Hydrangea macrophylla planted outdoors in the right place can be very happy-go-lucky, and can grow to six feet tall and almost as wide. They bloom pink in Orange County due to the alkalinity of the soil and water. Most are deciduous and drop almost all their leaves in winter. They aren't well adapted to Southern California because they need lots of water (50-60" a year) which is a lot when you consider that we get 13" of rain a year here.
Hydrangeas relish really rich soil, gentle morning sun, and protection from strong sun. If not planted in the right spot, they can be problem prone so here is a link to our pest management web page.
Avoid sunburn by providing shade and proper cultural care, especially adequate irrigation. Appropriate irrigation before discolored leaf tissue is killed can usually restore the green color to sunburned foliage.
Cut off dead flowers after bloom, just above the new sets of leaves.
If you are trying to grow hydrangeas indoors, try a well lit window facing east.
The amount of fertilizer used per plant will vary with the size of the plant. It is much, much better to err on the side of too little fertilizer than too much. A very small plant will take about 1/4 cup. A very large shrub will take 1 - 2 cups spread around the drip line of the branches (not next to the trunk).

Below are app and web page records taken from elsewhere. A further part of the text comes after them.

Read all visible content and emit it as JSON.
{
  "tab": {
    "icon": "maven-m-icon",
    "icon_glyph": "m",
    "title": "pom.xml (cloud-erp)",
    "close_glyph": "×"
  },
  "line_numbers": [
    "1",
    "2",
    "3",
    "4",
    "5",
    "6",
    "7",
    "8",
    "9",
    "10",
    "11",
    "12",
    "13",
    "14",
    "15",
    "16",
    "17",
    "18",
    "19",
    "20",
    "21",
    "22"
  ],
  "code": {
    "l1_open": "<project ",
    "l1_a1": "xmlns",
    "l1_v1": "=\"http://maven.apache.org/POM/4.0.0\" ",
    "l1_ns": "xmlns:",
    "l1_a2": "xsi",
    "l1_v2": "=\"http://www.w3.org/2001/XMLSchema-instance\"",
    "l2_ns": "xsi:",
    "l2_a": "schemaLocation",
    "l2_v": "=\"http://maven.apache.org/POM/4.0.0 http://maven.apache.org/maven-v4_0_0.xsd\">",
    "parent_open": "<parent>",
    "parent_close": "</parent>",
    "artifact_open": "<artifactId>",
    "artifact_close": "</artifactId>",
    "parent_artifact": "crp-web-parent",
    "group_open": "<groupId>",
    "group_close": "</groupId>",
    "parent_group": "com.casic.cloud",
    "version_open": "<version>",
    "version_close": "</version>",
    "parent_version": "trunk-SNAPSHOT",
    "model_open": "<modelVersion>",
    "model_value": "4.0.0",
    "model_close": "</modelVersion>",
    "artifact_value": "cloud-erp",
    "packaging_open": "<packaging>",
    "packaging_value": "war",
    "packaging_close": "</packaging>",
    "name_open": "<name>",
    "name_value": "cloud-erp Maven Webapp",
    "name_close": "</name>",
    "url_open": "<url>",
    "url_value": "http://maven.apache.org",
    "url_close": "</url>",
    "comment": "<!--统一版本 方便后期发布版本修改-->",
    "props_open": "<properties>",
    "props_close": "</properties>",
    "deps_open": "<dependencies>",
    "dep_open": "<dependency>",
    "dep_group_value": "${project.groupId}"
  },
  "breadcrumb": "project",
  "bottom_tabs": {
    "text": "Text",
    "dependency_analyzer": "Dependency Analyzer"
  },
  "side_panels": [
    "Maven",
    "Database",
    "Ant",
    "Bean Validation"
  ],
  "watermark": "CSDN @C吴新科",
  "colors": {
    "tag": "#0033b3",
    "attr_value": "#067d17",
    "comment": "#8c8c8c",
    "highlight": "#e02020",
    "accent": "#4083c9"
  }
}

Don't fertilize a plant that looks sick or wilted. If a plant is struggling due to a disease or root problems, the fertilizer will only add stress to it. Try to cure the illness before adding fertilizer.